when they meet the light.

You entered me
deep inside
and in my shadows
you cast a light.

Aliens IV

di Leila Falà

Then came the aliens.
The serial talk show moralist
was still whispering about rights
about not giving bread to strangers
nor rest to those who want to die,
that you are entitled to be an objector
and who cares if women can’t have abortions.
Unlike Christ, the alien granted his wishes.
He turned him into a woman and made him pregnant forever with his drool.

Fruits were born from him all the time,
slimy and slushy and asking to be fed.

Praticare la notte

by Ksenja Laginja

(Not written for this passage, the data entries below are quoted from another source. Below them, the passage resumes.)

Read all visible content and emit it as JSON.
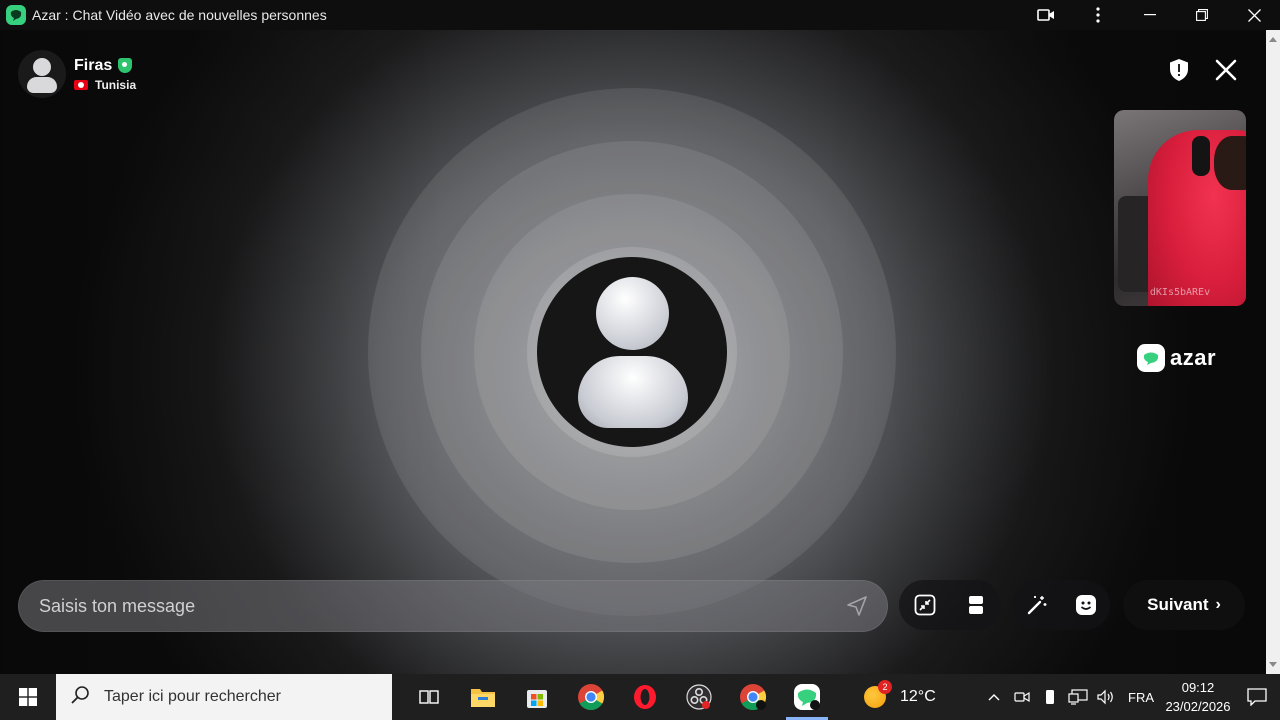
{
  "window": {
    "title": "Azar : Chat Vidéo avec de nouvelles personnes"
  },
  "peer": {
    "name": "Firas",
    "country": "Tunisia"
  },
  "self_view": {
    "watermark": "dKIs5bAREv"
  },
  "brand": {
    "name": "azar"
  },
  "chat": {
    "placeholder": "Saisis ton message"
  },
  "controls": {
    "next_label": "Suivant"
  },
  "taskbar": {
    "search_placeholder": "Taper ici pour rechercher",
    "weather_temp": "12°C",
    "weather_badge": "2",
    "language": "FRA",
    "time": "09:12",
    "date": "23/02/2026"
  },
  "colors": {
    "brand_green": "#37d07f",
    "verified_green": "#2ec46d",
    "tunisia_red": "#e70013"
  }
}
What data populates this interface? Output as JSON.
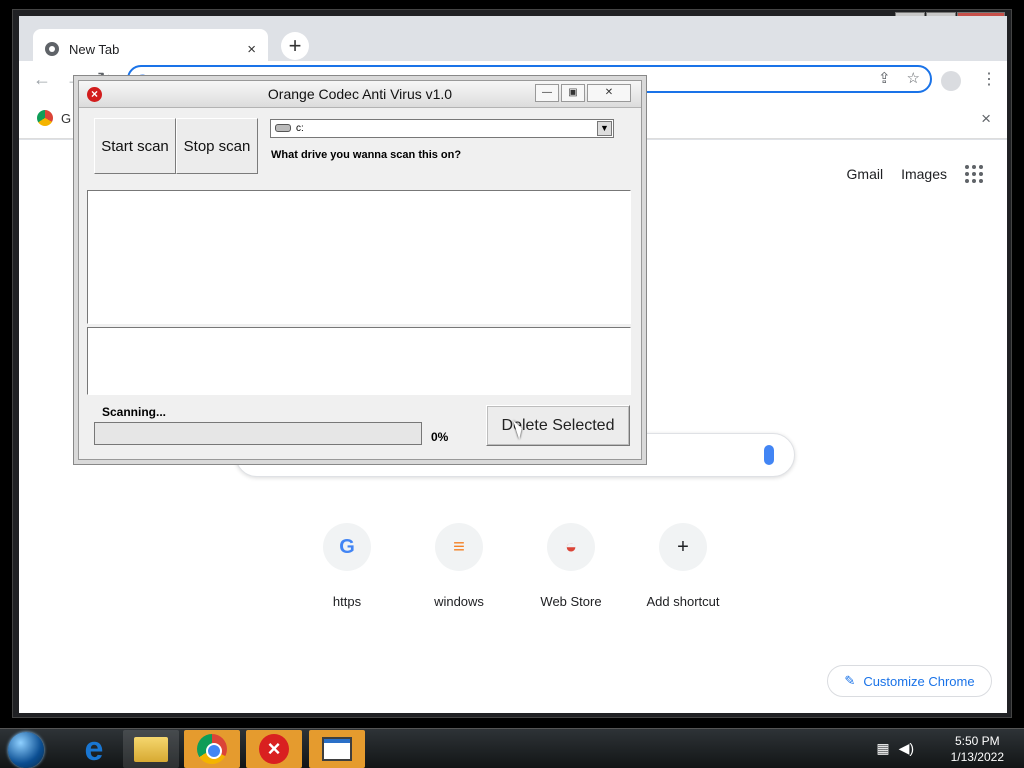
{
  "browser": {
    "tab_title": "New Tab",
    "omnibox_value": "",
    "bookmark_label": "G",
    "top_links": [
      "Gmail",
      "Images"
    ],
    "shortcuts": [
      {
        "label": "https",
        "icon": "google-g-icon"
      },
      {
        "label": "windows",
        "icon": "stackoverflow-icon"
      },
      {
        "label": "Web Store",
        "icon": "chrome-web-store-icon"
      },
      {
        "label": "Add shortcut",
        "icon": "plus-icon"
      }
    ],
    "customize_label": "Customize Chrome"
  },
  "dialog": {
    "title": "Orange Codec Anti Virus v1.0",
    "start_scan": "Start scan",
    "stop_scan": "Stop scan",
    "drive": "c:",
    "question": "What drive you wanna scan this on?",
    "status": "Scanning...",
    "progress_percent": "0%",
    "progress_value": 0,
    "delete_selected": "Delete Selected"
  },
  "taskbar": {
    "time": "5:50 PM",
    "date": "1/13/2022"
  },
  "colors": {
    "chrome_blue": "#1a73e8",
    "taskbar_orange": "#e59b2e",
    "red": "#d92020"
  }
}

“To enter into your own mind you need to be armed to the teeth.” The quote from Valéry inserted in the long epigraph enlightens us on this poem collection. “War”, “siege”, “surrender”: page after page, we come across a terminology belonging to the military world and recalling the militia of Giulio Greco’s afterword essay, with reference to the Book of Job. And again, we encounter “the invincible shield”, “razor-sharp” hands, bones as pieces of military equipment, wrapped around the chest like a rosary, joining ribs together. It’s not a coincidence that these bones are located where a shield should be, but they remain under our skin, ready to protect the heart, the lungs, shielding our emotions and our breaths, guarding the soul. The words – and poetry has the power to give words to the surrounding air, to voids and silences – can become blackened weapons, wild and harsh, ready to strike. While wandering in her mind (and she’ll come to a rest at some point), the poet pursues with firm resolution a condition of stability: we find a series of verbs hinting to steadiness (like stare and restare), references to the roots, hands in the pockets, the vertical posture, and the vertical movement as well, involving the ascent or the descent. The body is solid and ready to fight, it is plunged is a scenario made of sturdy elements, strong and compact: walls, rocks, stones and cliffs. It is represented like a body-ship, fighting to stay afloat in the mist of the storm, teaching to the breath how to survive underwater when the waves and the rocks are launching their assaults, the latter with their immobile threats of deadly injuries. The rocks are described as aguzze (sharp), with the recurring double zed, the sound of a cut. A neat and slow cut, which can be inflicted without moving, by applying the self-control typical of the martial arts. Actually, the verb praticare (practice), used in the title and in some verses, evokes these oriental disciplines: the practice is necessary to come into contact with our inner selves, to come to terms with our limits and our place in this world, with our relationships, the memories and the throwbacks, the voids, the unsaid good-byes. “They say we are determined by our actions” repeats Ksenja three times in one of her poems, a sentence that she will reject at the end, claiming our right to be something else, an incomplete circle, weak voices powered by a restless breath. Thanks to the abundance of darkness and void offered by the night, the poetry practice makes room in our soul, allowing us to question and getting to know ourselves, to strengthen our skills and be able to face life. The dialogue with the wind, which carries our name, our essence, is constantly going on, characterised by a deep respect towards the silence, because silence cannot kill us, it can only fill our void. Nonetheless, the poet takes further action: the practice can be used to escape the solitude (a word used with high frequency, sometime in the plural form) and merge with the other person. Therefore, this solid and firm poetry, these blunt and stripped-down verses, which avoid any redundancy and go straight to the point, find their strength in the hard ground and the inner voice, then reach out to the reader. As in the verses: I would like to be a door entryway path let you in at any time nourish the abyss in you to find myself. The pronoun you does not simply stand for the lover: the author welcomes also the reader. All the more, her verses leave space to other poets through meaningful epigraphs, as deep breath pauses that reinvigorate and harmonise the whole collection. These epigraphs are a tribute to the artistic community, as well as the poet’s written declaration of belonging, a community representing the highest human expression here analysed.

Ksenja Laginja
Praticare la notte
Ladolfi editore, 2015